4.3 Real-Time Monitoring and Alerts
Real-time monitoring allows warehouse managers to access data instantly and respond promptly to anomalies. Customizable alert systems ensure that warehouse personnel receive immediate notifications when parameter thresholds are breached.
4.4 Data Visualization and Reporting
Data visualization tools simplify the interpretation of multi sensor data. Customizable dashboards and reports enable warehouse managers to quickly identify patterns and make informed decisions.
4.5 Cloud-Based Solutions
Cloud-based solutions offer scalability, flexibility, and cost-effectiveness. Storing multi sensor data in the cloud enables real-time access and analysis from anywhere with an internet connection.
Case Studies: Success Stories of Multi sensor Monitoring in Airport Warehouses
5.1 Case Study 1: Pharmaceuticals Cold Chain Management
A pharmaceutical logistics company implemented multi sensor monitoring to optimize cold chain management. By combining temperature, humidity, and light sensors, they ensured compliance with strict industry regulations and minimized product spoilage during transportation and storage.
5.2 Case Study 2: Perishable Goods Distribution
A perishable goods distributor utilized multi sensor monitoring to optimize warehouse layout and temperature control. Data from temperature, humidity, and air quality sensors enabled them to reduce energy consumption, minimize waste, and maintain product quality.
Overcoming Challenges and Future Prospects
6.1 Data Security and Privacy
Handling sensitive environmental data requires robust data security measures. Encryption, access controls, and data anonymization protect the integrity and confidentiality of multi sensor data.
6.2 Integration with Existing Systems
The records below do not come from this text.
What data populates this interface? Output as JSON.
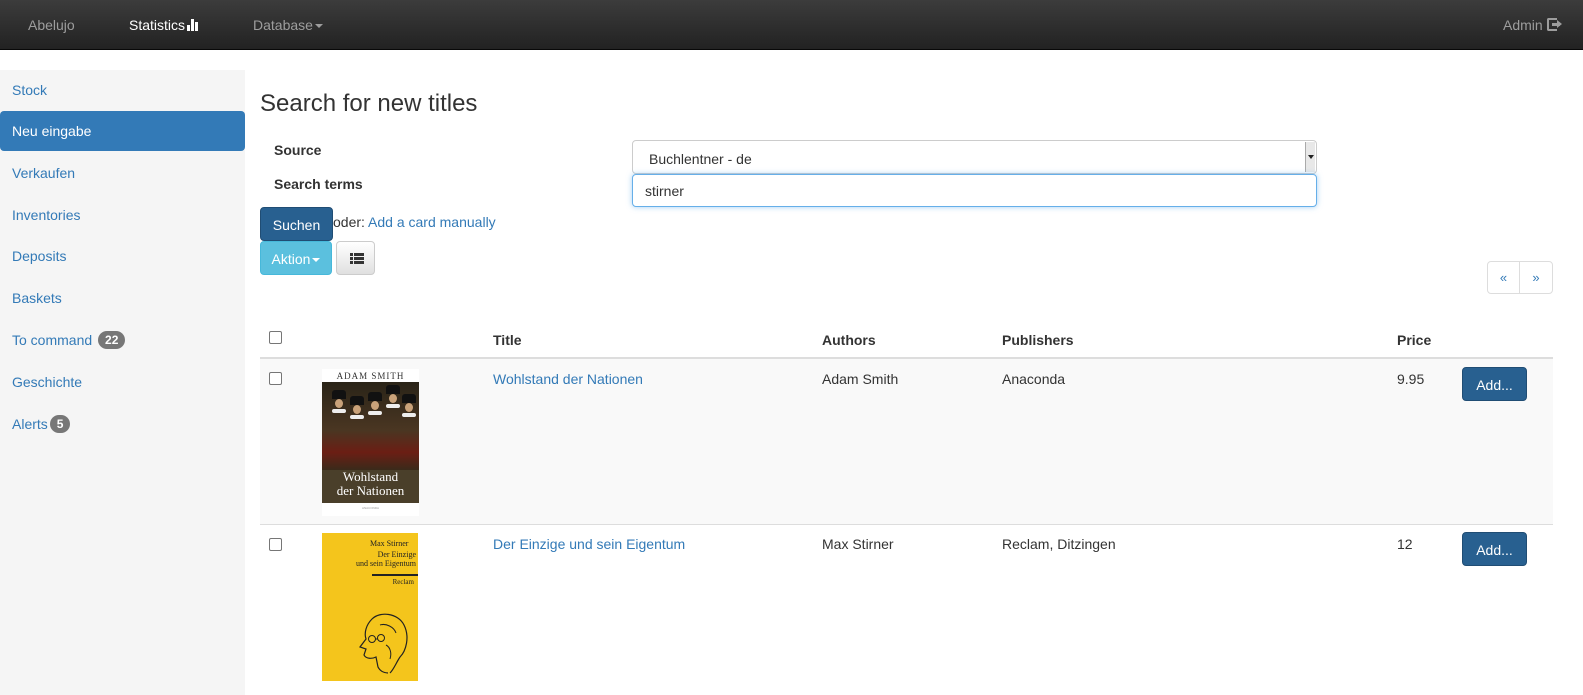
{
  "navbar": {
    "brand": "Abelujo",
    "statistics": "Statistics",
    "database": "Database",
    "user": "Admin"
  },
  "sidebar": {
    "items": [
      {
        "label": "Stock"
      },
      {
        "label": "Neu eingabe"
      },
      {
        "label": "Verkaufen"
      },
      {
        "label": "Inventories"
      },
      {
        "label": "Deposits"
      },
      {
        "label": "Baskets"
      },
      {
        "label": "To command",
        "badge": "22"
      },
      {
        "label": "Geschichte"
      },
      {
        "label": "Alerts",
        "badge": "5"
      }
    ]
  },
  "main": {
    "title": "Search for new titles",
    "source_label": "Source",
    "source_value": "Buchlentner - de",
    "search_terms_label": "Search terms",
    "search_value": "stirner",
    "search_button": "Suchen",
    "or_text": "oder:",
    "add_manual_link": "Add a card manually",
    "action_button": "Aktion",
    "pager_prev": "«",
    "pager_next": "»"
  },
  "table": {
    "headers": {
      "title": "Title",
      "authors": "Authors",
      "publishers": "Publishers",
      "price": "Price"
    },
    "rows": [
      {
        "title": "Wohlstand der Nationen",
        "author": "Adam Smith",
        "publisher": "Anaconda",
        "price": "9.95",
        "add": "Add..."
      },
      {
        "title": "Der Einzige und sein Eigentum",
        "author": "Max Stirner",
        "publisher": "Reclam, Ditzingen",
        "price": "12",
        "add": "Add..."
      }
    ]
  },
  "covers": {
    "cover1": {
      "author": "ADAM SMITH",
      "title_line1": "Wohlstand",
      "title_line2": "der Nationen",
      "publisher": "ANACONDA"
    },
    "cover2": {
      "author": "Max Stirner",
      "title_line1": "Der Einzige",
      "title_line2": "und sein Eigentum",
      "publisher": "Reclam"
    }
  },
  "colors": {
    "primary": "#337ab7",
    "primary_dark": "#286090",
    "info": "#5bc0de",
    "navbar": "#222222",
    "badge": "#777777"
  }
}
Integrating multi sensor monitoring with existing warehouse management systems can be complex. Close collaboration between IT and operations teams is essential to ensure a seamless transition.
6.3 Advancements in Sensor Technology
Advancements in sensor technology continue to expand the capabilities of multi sensor monitoring. Smaller, more accurate, and cost-effective sensors will further enhance data collection and analysis.
Multi sensor monitoring represents the future of temperature monitoring in airport warehouses. Going beyond traditional temperature monitoring, this approach offers comprehensive insights into various environmental parameters. By harnessing the power of big data and IoT-enabled sensors, airport warehouses can achieve improved efficiency, better regulatory compliance, and enhanced product quality.
The implementation of multi sensor monitoring requires careful planning and integration, but the benefits it offers in optimizing warehouse operations and product handling make it a worthwhile investment for any airport warehouse seeking to elevate its temperature monitoring to new heights.
As technology continues to advance, the potential for multi sensor monitoring in airport warehouses will continue to grow, revolutionizing the way goods and cargo are handled, stored, and transported in the global supply chain.